(t)error was selected as upcoming artistic work and honoured with a grant by MAD 03 Madrid Spain

(t)error featured in Violence Online Festival Version 9.0 click enter and my work can be found in the violence magazine

Violence Online Festival

(t)error was exhibited in Berlin at Club der polnischen Versager und Galerie "Zur Möbelfabrik" at the rebelArt Festival check the pics here

(t)error was voted under the 30 best works of Machinista 2004

Additional Credits:

Soundtrack by:

Jennifer Carlile(USA) www.atonaltrek.com


More about

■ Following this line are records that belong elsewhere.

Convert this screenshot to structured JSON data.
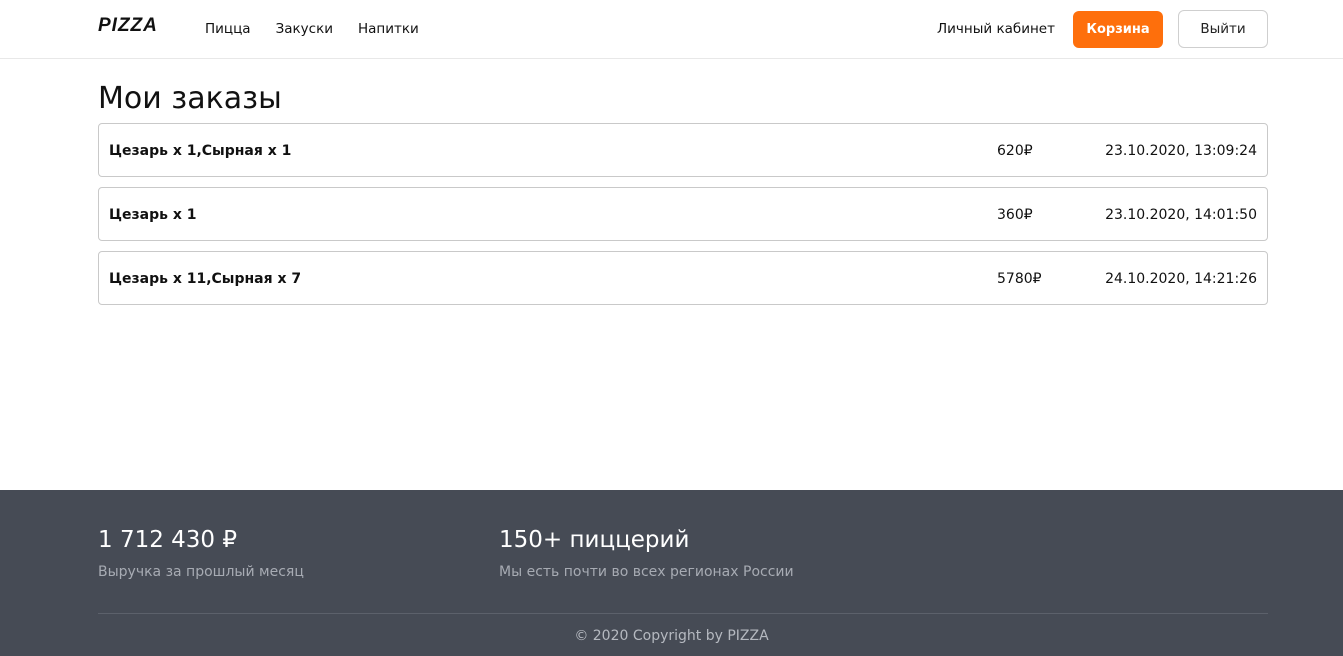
{
  "header": {
    "logo": "PIZZA",
    "nav": [
      "Пицца",
      "Закуски",
      "Напитки"
    ],
    "account_label": "Личный кабинет",
    "cart_label": "Корзина",
    "logout_label": "Выйти"
  },
  "main": {
    "title": "Мои заказы",
    "orders": [
      {
        "items": "Цезарь x 1,Сырная x 1",
        "price": "620₽",
        "date": "23.10.2020, 13:09:24"
      },
      {
        "items": "Цезарь x 1",
        "price": "360₽",
        "date": "23.10.2020, 14:01:50"
      },
      {
        "items": "Цезарь x 11,Сырная x 7",
        "price": "5780₽",
        "date": "24.10.2020, 14:21:26"
      }
    ]
  },
  "footer": {
    "stats": [
      {
        "value": "1 712 430 ₽",
        "caption": "Выручка за прошлый месяц"
      },
      {
        "value": "150+ пиццерий",
        "caption": "Мы есть почти во всех регионах России"
      }
    ],
    "copyright": "© 2020 Copyright by PIZZA"
  },
  "colors": {
    "accent": "#fe6f0c",
    "footer_bg": "#464b55"
  }
}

For me it was important to make this piece, because I see so many media art works which are just a technical try or a demonstration for a certain technique or visual amusement. There’s seldom a message transported with the media, no one plays with the media or uses it in a kicking for me appropriate way.
Media art should give the recipients an experience and a feeling, it should tell them something. That’s what I tried with (t)error, I used my skills as a programmer and an artist to realise my critics on world politics and warfare. For me it’s important to rise my voice, and my media is the computer so I express my feelings in the appropriate way, with this installation.
The concept of the game is quite simple, the player first can choose his axe of evil, that means who he wants to be, like the countries contributed in the war, George Bush, Tony Blair, Bin Laden, etc., then the game starts and you have to grab for dollar signs and oil pumps, kill civilians and destroy their houses, which gets you score, on the other hand you have to avoid fighter planes, tanks and submarines.
For me it was a counterpoint to use a game as a platform for my work, because all the war, all the world politics is like a game as well. On the other hand console kiddies are playing “First Person Shooters” and aren’t interested in politics at all, so maybe I am able to reach them with my installation. Where they can play around and maybe get the point I am trying to state.

Technical description

With the help of a video camera, in front of the projection plane, I am detecting the silhouettes of the player. The player stands in front of a monotone coloured wall, the color is not of relevance. A projector displays the content from the back or from the front to the projection plane. When using front projection, the camera is adjusted underneath the projection plane so it’s not disturbed by the lights of the projector, infrared can be used as well, which makes the shape recognition superb perfect. The piece can be shown on a plasma display as well. For the sound track and the sound effects two speakers and a computer with a soundcard are needed.

Analysed frame of camera

Minimum Hardware Requirements
1 x computer: Intel Pentium IV 2,0 GHz equipped with standard graphic card
1x Soundcard
1 x cheap webcam or framegrabber and a pal cam
1 x video projectors or plasma as display medium or amonitor (Resolution 320x240)

OpenCV (Open Source Computer vision library)
IPP (Intel High Performance Computer Vision Library)
Customised algorithms
Microsoft DirectShow